Barclays’ exit provided the Absa Group with the ideal opportunity to rebuild and rebrand from an African perspective. Its new strategy – encompassed in a new business purpose, “Bringing your possibility to life” – aims to align with its home-grown origins.
The bank revealed its new corporate identity in an African first, via a live Intel drone light show in the Johannesburg skyline.
Absa group marketing head David Wingfield says this refreshed expression of the brand represents Absa as an “entrepreneurial, digitally led bank with a deep knowledge of African markets and global scalability”.
The bank’s African identity is best expressed by the expression “africanicity”, a bespoke term created especially for Absa which describes, according to Wingfield, the way Africans are able to find ways to get things done.

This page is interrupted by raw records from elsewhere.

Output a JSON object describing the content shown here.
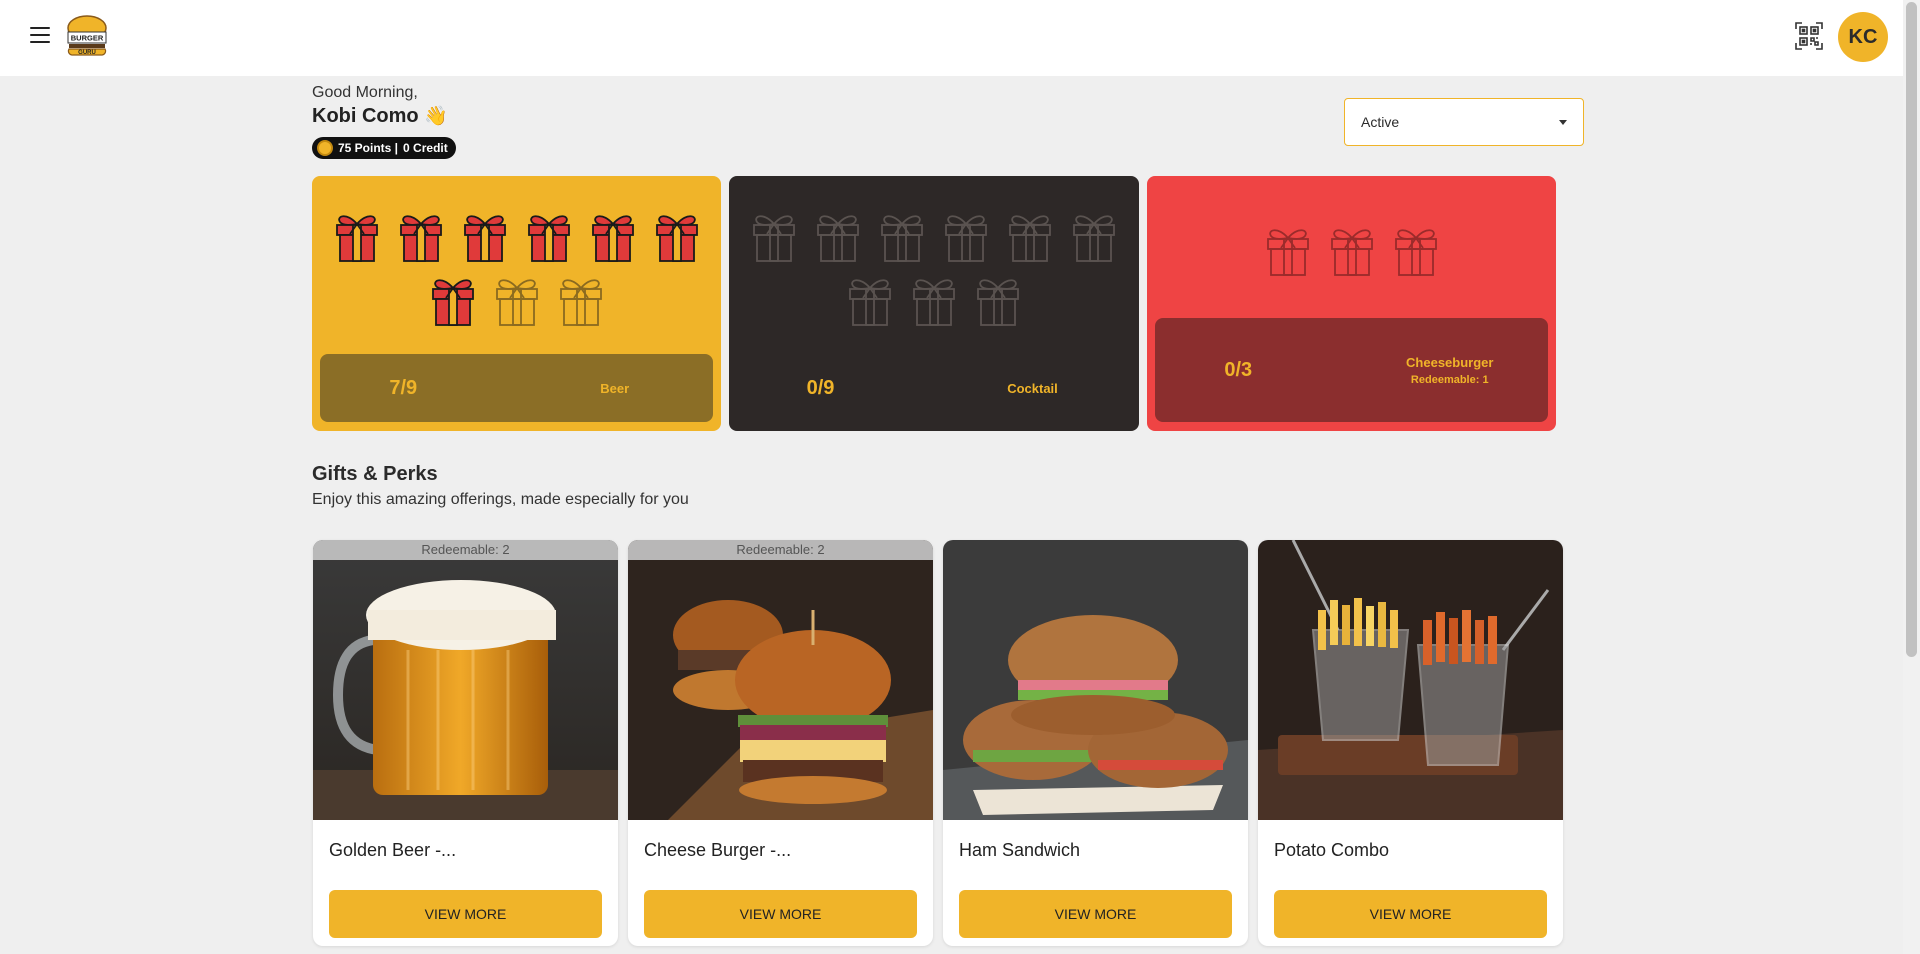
{
  "header": {
    "logo_text": "THE BURGER GURU",
    "avatar_initials": "KC"
  },
  "greeting": {
    "salutation": "Good Morning,",
    "name": "Kobi Como",
    "wave": "👋",
    "points": "75 Points |",
    "credit": "0 Credit"
  },
  "filter": {
    "selected": "Active"
  },
  "stamp_cards": [
    {
      "count": "7/9",
      "reward": "Beer",
      "filled": 7,
      "total": 9,
      "color": "#f0b429"
    },
    {
      "count": "0/9",
      "reward": "Cocktail",
      "filled": 0,
      "total": 9,
      "color": "#2d2827"
    },
    {
      "count": "0/3",
      "reward": "Cheeseburger",
      "redeemable": "Redeemable: 1",
      "filled": 0,
      "total": 3,
      "color": "#ef4444"
    }
  ],
  "perks": {
    "title": "Gifts & Perks",
    "subtitle": "Enjoy this amazing offerings, made especially for you",
    "items": [
      {
        "name": "Golden Beer -...",
        "ribbon": "Redeemable: 2",
        "button": "VIEW MORE"
      },
      {
        "name": "Cheese Burger -...",
        "ribbon": "Redeemable: 2",
        "button": "VIEW MORE"
      },
      {
        "name": "Ham Sandwich",
        "ribbon": "",
        "button": "VIEW MORE"
      },
      {
        "name": "Potato Combo",
        "ribbon": "",
        "button": "VIEW MORE"
      }
    ]
  },
  "colors": {
    "accent": "#f0b429",
    "dark": "#2d2827",
    "red": "#ef4444"
  }
}
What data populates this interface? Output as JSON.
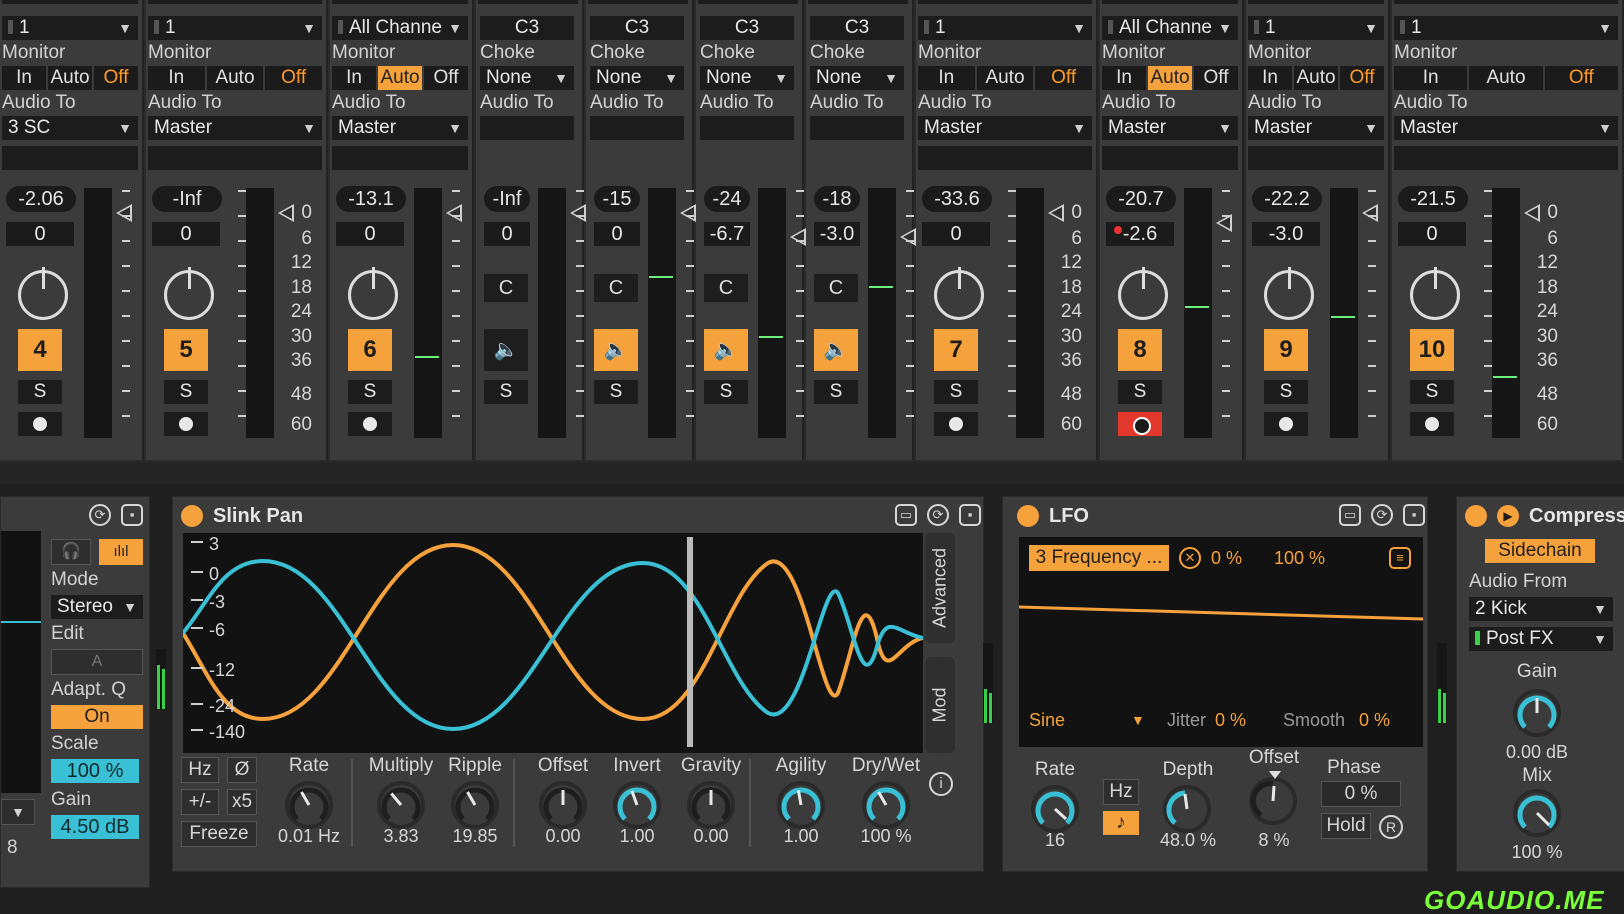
{
  "mixer": {
    "monitor_label": "Monitor",
    "audio_to_label": "Audio To",
    "choke_label": "Choke",
    "in_label": "In",
    "auto_label": "Auto",
    "off_label": "Off",
    "solo_label": "S",
    "clip_label": "C",
    "scale": [
      "0",
      "6",
      "12",
      "18",
      "24",
      "30",
      "36",
      "48",
      "60"
    ],
    "strips": [
      {
        "input": "1",
        "audio_to": "3 SC",
        "vol": "-2.06",
        "pan": "0",
        "num": "4",
        "mon": "off"
      },
      {
        "input": "1",
        "audio_to": "Master",
        "vol": "-Inf",
        "pan": "0",
        "num": "5",
        "mon": "off"
      },
      {
        "input": "All Channe",
        "audio_to": "Master",
        "vol": "-13.1",
        "pan": "0",
        "num": "6",
        "mon": "auto"
      },
      {
        "note": "C3",
        "choke": "",
        "vol": "-Inf",
        "pan": "0"
      },
      {
        "note": "C3",
        "choke": "None",
        "vol": "-15",
        "pan": "0"
      },
      {
        "note": "C3",
        "choke": "None",
        "vol": "-24",
        "pan": "-6.7"
      },
      {
        "note": "C3",
        "choke": "None",
        "vol": "-18",
        "pan": "-3.0"
      },
      {
        "input": "1",
        "audio_to": "Master",
        "vol": "-33.6",
        "pan": "0",
        "num": "7",
        "mon": "off"
      },
      {
        "input": "All Channe",
        "audio_to": "Master",
        "vol": "-20.7",
        "pan": "-2.6",
        "num": "8",
        "mon": "auto"
      },
      {
        "input": "1",
        "audio_to": "Master",
        "vol": "-22.2",
        "pan": "-3.0",
        "num": "9",
        "mon": "off"
      },
      {
        "input": "1",
        "audio_to": "Master",
        "vol": "-21.5",
        "pan": "0",
        "num": "10",
        "mon": "off"
      }
    ],
    "choke_options": [
      "None",
      "None",
      "None",
      "None"
    ]
  },
  "eq": {
    "mode_label": "Mode",
    "mode_value": "Stereo",
    "edit_label": "Edit",
    "edit_value": "A",
    "adaptq_label": "Adapt. Q",
    "adaptq_value": "On",
    "scale_label": "Scale",
    "scale_value": "100 %",
    "gain_label": "Gain",
    "gain_value": "4.50 dB",
    "left_num": "8"
  },
  "slink": {
    "title": "Slink Pan",
    "y_labels": [
      "3",
      "0",
      "-3",
      "-6",
      "-12",
      "-24",
      "-140"
    ],
    "advanced_tab": "Advanced",
    "mod_tab": "Mod",
    "hz_btn": "Hz",
    "phase_btn": "Ø",
    "plusminus_btn": "+/-",
    "x5_btn": "x5",
    "freeze_btn": "Freeze",
    "info": "i",
    "params": [
      {
        "label": "Rate",
        "value": "0.01 Hz"
      },
      {
        "label": "Multiply",
        "value": "3.83"
      },
      {
        "label": "Ripple",
        "value": "19.85"
      },
      {
        "label": "Offset",
        "value": "0.00"
      },
      {
        "label": "Invert",
        "value": "1.00"
      },
      {
        "label": "Gravity",
        "value": "0.00"
      },
      {
        "label": "Agility",
        "value": "1.00"
      },
      {
        "label": "Dry/Wet",
        "value": "100 %"
      }
    ]
  },
  "lfo": {
    "title": "LFO",
    "map_target": "3 Frequency ...",
    "min": "0 %",
    "max": "100 %",
    "wave": "Sine",
    "jitter_label": "Jitter",
    "jitter_value": "0 %",
    "smooth_label": "Smooth",
    "smooth_value": "0 %",
    "rate_label": "Rate",
    "rate_value": "16",
    "hz_btn": "Hz",
    "depth_label": "Depth",
    "depth_value": "48.0 %",
    "offset_label": "Offset",
    "offset_value": "8 %",
    "phase_label": "Phase",
    "phase_value": "0 %",
    "hold_btn": "Hold",
    "r_btn": "R"
  },
  "compressor": {
    "title": "Compress",
    "sidechain_btn": "Sidechain",
    "audio_from_label": "Audio From",
    "audio_from_value": "2 Kick",
    "tap_value": "Post FX",
    "gain_label": "Gain",
    "gain_value": "0.00 dB",
    "mix_label": "Mix",
    "mix_value": "100 %"
  },
  "watermark": "GOAUDIO.ME",
  "colors": {
    "accent": "#f6a23c",
    "cyan": "#3ac0d5",
    "meter": "#39d14a"
  }
}
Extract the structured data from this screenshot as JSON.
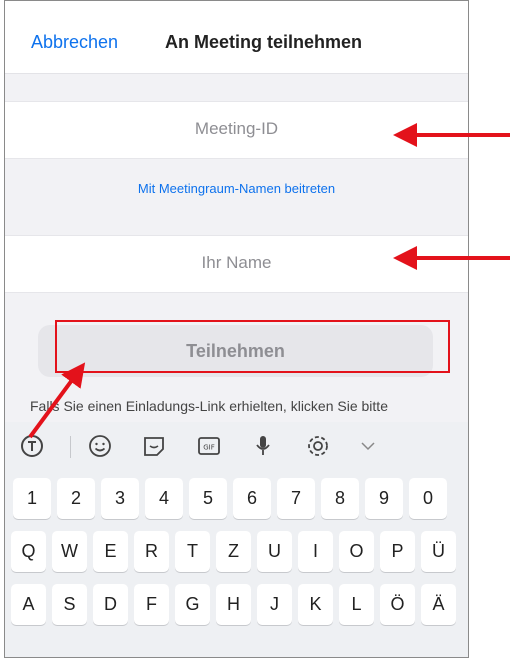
{
  "header": {
    "cancel_label": "Abbrechen",
    "title": "An Meeting teilnehmen"
  },
  "form": {
    "meeting_id_placeholder": "Meeting-ID",
    "room_name_link": "Mit Meetingraum-Namen beitreten",
    "name_placeholder": "Ihr Name",
    "join_label": "Teilnehmen",
    "note": "Falls Sie einen Einladungs-Link erhielten, klicken Sie bitte"
  },
  "keyboard": {
    "toolbar": [
      "translate-icon",
      "emoji-icon",
      "sticker-icon",
      "gif-icon",
      "microphone-icon",
      "settings-icon",
      "chevron-down-icon"
    ],
    "row1": [
      "1",
      "2",
      "3",
      "4",
      "5",
      "6",
      "7",
      "8",
      "9",
      "0"
    ],
    "row2": [
      "Q",
      "W",
      "E",
      "R",
      "T",
      "Z",
      "U",
      "I",
      "O",
      "P",
      "Ü"
    ],
    "row3": [
      "A",
      "S",
      "D",
      "F",
      "G",
      "H",
      "J",
      "K",
      "L",
      "Ö",
      "Ä"
    ]
  },
  "colors": {
    "accent": "#0e72ed",
    "annotation": "#e3121b"
  }
}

At first glance it’s hard to see the “africanicity” in the bank’s new logo, created in consultation with OgilvyRED (New York), Grid Worldwide and Yellowwood and the new logo has received less than positive reviews on social media. “It’s crap and an abomination,” says Zwelakhe Tshabangu, founder and executive creative director of The Make Beautiful Agency. “Of all the South African banks Absa is arguably the most African, and yet there is nothing African at all about this logo. If this is as high as our creative standards in this country go then we’re really in trouble as an industry,” he says.
The big take out
As Barclays Plc lets go of its ownership in Absa, the Absa Group has taken the opportunity to forge a brand new African identity and re-establish itself as a standalone bank in a digital world.
“This is what happens when you try to create a new logo by committee,” says an equally unimpressed Phumi Mashigo, MD of Ignitive and this year’s AdFocus chair.
Absa has defended its new logo, arguing that the simplified “button-like” look aligns well with other brands that are gaining traction in the digital space.
And perhaps it has a point. Graphic designer and creative consultant Neo Rakgajane says while he sees the bank’s new logo as a missed opportunity from a design point of view, the new logo’s very blandness and its inability to offend anyone – with the possible exception of Openserve or SAB – may have been the point all along. “Banks by their very nature tend to be quite bland and in all likelihood this logo probably had to satisfy numerous different stakeholders,” he says.
Rakgajane predicts that, despite the less-than-enthusiastic comments about the logo, within the next two years it will have been plastered throughout Africa and will be indelibly imprinted on consumers’ minds as an African brand.
The refresh itself, according to the bank, will be a complex and lengthy process that will only be completed in 2019 and will be carried through to nine African markets over a two-year period where Barclays-branded banks will become Absa banks. All other collateral, from ATMs to documentation, digital platforms, branches and uniforms will be rebranded by mid-2020. So Rakgajane’s prediction could well be accurate from a timing point of view.